THE CONTRIBUTION OF ANIMATED CARTOONS IN A MULTIMEDIA APPLICATION FOR TEACHING CHEMISTRY: A CASE STUDY FOR 5TH GRADE STUDENTS IN GREECE
1 National Technical University of Athens (GREECE)
2 University of Athens (GREECE)
About this paper:
Appears in: INTED2009 Proceedings
Publication year: 2009
Conference name: 3rd International Technology, Education and Development Conference
Dates: 9-11 March, 2009
Location: Valencia, Spain
Abstract:This study reports research findings on the use of animated cartoons in a multimedia application meant to evaluate their effectiveness in supporting teaching and learning in science. In the multimedia application the animated cartoons where designed from scratch using appropriate programs. The application that was created consists of two major parts. In the first part (the introduction story), the presentation and the analytic explanation of solubility and the factors that influence it was attempted via animated cartoons and hearing dialogues, thus aiming at both the comprehension and the assimilation of the above concepts. In the second part of the application (the questionnaire), a series of closed-type questions were presented.
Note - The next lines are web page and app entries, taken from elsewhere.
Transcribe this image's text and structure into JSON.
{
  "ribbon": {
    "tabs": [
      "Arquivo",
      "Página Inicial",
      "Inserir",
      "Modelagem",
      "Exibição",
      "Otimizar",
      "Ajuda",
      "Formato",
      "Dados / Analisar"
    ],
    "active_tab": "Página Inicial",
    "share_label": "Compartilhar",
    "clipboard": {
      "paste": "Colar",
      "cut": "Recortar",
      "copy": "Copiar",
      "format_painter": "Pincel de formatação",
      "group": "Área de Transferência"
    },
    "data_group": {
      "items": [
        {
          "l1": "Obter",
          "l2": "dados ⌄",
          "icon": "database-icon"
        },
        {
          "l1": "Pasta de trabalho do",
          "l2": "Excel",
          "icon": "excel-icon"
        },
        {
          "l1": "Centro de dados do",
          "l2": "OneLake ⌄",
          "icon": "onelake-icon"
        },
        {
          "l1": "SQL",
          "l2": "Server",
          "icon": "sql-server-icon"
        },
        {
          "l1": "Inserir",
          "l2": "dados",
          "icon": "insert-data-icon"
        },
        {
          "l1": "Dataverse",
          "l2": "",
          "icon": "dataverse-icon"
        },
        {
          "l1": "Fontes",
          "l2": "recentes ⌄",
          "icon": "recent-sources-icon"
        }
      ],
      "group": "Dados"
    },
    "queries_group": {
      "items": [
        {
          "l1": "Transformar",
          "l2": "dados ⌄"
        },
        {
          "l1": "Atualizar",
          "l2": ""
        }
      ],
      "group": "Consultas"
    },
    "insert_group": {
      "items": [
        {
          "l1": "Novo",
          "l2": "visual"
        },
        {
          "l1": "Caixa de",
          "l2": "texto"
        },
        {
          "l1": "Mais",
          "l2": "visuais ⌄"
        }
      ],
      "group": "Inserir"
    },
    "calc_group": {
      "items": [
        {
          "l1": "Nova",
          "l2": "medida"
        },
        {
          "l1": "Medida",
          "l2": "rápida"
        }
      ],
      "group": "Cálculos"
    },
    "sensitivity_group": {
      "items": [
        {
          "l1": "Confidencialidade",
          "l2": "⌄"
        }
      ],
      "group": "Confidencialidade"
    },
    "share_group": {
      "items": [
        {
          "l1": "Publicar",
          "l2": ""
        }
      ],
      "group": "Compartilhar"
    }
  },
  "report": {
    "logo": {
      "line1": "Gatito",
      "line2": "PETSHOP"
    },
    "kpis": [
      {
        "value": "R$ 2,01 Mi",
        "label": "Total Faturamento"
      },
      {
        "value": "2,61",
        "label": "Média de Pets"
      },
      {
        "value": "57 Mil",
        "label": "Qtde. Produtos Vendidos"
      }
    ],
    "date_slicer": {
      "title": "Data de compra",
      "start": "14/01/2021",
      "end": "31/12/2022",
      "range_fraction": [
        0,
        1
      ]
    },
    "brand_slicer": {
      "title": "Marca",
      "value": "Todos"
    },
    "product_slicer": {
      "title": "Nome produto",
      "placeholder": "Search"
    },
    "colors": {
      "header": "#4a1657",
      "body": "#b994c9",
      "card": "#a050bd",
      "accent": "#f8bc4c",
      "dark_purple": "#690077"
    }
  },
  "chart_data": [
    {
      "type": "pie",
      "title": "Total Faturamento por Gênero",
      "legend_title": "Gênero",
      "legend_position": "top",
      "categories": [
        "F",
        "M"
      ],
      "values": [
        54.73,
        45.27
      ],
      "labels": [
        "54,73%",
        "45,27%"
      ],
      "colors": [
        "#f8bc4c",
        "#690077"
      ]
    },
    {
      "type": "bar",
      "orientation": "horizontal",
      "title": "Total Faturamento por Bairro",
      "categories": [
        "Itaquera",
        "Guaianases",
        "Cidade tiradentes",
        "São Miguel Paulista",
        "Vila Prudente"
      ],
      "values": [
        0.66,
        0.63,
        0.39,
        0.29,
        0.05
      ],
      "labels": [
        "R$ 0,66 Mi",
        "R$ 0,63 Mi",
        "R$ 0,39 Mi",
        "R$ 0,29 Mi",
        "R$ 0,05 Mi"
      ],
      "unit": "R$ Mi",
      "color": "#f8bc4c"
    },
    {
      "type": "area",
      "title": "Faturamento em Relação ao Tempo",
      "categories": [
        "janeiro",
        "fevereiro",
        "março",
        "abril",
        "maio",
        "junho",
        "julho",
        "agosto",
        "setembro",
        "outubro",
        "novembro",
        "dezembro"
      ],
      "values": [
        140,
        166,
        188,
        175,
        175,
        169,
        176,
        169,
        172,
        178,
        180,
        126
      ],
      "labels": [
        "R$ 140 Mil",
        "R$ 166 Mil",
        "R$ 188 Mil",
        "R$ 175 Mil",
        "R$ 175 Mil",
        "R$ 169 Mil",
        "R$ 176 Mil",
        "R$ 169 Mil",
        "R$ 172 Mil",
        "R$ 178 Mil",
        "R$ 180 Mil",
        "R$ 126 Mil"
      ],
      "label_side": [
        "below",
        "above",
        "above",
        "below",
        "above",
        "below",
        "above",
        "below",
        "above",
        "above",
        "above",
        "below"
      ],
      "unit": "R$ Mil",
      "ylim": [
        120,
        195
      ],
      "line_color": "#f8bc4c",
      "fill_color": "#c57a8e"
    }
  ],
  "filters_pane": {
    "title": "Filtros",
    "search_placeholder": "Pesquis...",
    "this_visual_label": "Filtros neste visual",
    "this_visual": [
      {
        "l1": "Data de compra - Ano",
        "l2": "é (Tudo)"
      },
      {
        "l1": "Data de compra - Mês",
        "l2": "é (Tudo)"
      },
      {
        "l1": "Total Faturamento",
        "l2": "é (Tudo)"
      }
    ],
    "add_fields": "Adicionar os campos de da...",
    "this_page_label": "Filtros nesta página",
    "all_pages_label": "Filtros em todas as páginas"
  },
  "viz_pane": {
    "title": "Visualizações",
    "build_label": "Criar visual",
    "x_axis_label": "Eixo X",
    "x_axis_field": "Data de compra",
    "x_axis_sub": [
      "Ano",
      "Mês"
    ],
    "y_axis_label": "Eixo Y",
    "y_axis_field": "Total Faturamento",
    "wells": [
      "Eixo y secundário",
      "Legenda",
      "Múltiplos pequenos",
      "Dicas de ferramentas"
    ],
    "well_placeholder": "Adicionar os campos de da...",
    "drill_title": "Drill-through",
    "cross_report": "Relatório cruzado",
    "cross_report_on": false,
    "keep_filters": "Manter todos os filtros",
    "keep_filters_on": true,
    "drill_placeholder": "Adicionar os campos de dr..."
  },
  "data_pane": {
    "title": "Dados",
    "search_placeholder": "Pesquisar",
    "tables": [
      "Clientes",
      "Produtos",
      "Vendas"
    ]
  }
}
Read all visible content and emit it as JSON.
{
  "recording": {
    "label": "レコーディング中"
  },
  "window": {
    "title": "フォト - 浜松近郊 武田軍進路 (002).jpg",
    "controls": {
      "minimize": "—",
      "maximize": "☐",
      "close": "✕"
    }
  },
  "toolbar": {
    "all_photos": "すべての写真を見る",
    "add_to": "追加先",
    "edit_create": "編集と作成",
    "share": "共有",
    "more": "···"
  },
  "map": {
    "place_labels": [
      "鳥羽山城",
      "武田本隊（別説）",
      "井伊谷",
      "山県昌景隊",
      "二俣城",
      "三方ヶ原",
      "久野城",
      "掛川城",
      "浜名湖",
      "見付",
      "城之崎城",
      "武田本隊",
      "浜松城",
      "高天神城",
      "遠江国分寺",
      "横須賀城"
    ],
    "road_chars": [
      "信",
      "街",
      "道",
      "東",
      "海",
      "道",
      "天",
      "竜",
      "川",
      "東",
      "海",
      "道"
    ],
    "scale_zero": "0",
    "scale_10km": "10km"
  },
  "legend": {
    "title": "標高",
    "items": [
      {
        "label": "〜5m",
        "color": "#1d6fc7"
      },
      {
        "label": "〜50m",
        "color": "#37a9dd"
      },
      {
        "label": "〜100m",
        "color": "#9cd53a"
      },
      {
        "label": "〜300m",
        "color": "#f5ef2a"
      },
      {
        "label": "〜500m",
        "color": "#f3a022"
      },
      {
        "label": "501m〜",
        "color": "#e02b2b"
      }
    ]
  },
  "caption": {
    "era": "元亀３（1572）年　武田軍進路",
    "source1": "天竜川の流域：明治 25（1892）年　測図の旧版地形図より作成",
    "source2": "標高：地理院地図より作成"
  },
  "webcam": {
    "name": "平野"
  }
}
The questions were of the multiple choice type, and the answers that each student gave were stored in *.txt form on the computer’s hard disk.
The study was carried out with 184 5th grade students in Greece. Concretely, two groups of students and one researcher were used. Different instructional methods were used in each group but in both groups the same concept of solubility and how it is affected by the temperature, was presented. The first group followed the classic instruction method. Specifically, the researcher came to the class and discussed with the students following the teacher’s usual methodology (which included the theoretical explanation of the concepts with analytical comments regarding qualitative and quantitative examples, the resolving of students’ queries that were asked along with problem-solving exercises). Then, the researcher gave a questionnaire (on paper sheets) to the students to answer it. The second group followed the method with the multimedia cartoons application. The researcher came to computer lab and used only the application with the animated cartoons. The students after the hearing of the introductory story, they were asked to fill the questionnaire that was followed. The questionnaires had exactly the same number and type of questions, the same concepts were addressed and they were differentiated only in the way that questions were presented (multimedia cartoon-style versus text-style).
The main research questions were:
• If animated cartoons help students to differentiate the concepts of dissolving, melting and disappearing in the solution chemistry?
• If animated cartoons recall prior knowledge regarding students’ conceptions of solubility more effectively in 5th grade students?
• If animated cartoons can be used as a supplementary didactical tool for teachers in elementary school?
The statistical analysis of the answers of the students led us to some very important conclusions. Students’ knowledge and understanding was upgraded through the differentiation of dissolving, melting and disappearing with the use of animated cartoons. In addition, the success rates of the students showed that animated cartoons helped them recall prior knowledge more effectively as they had forced them to confront their misconceptions and therefore, promote the process of conceptual development. Overall, the data of this study have demonstrated that well designed multimedia material, such as the animated cartoons, can be used by the teacher as a supplementary didactical tool.
Keywords: elementary education, improving classroom teaching, multimedia application, animated.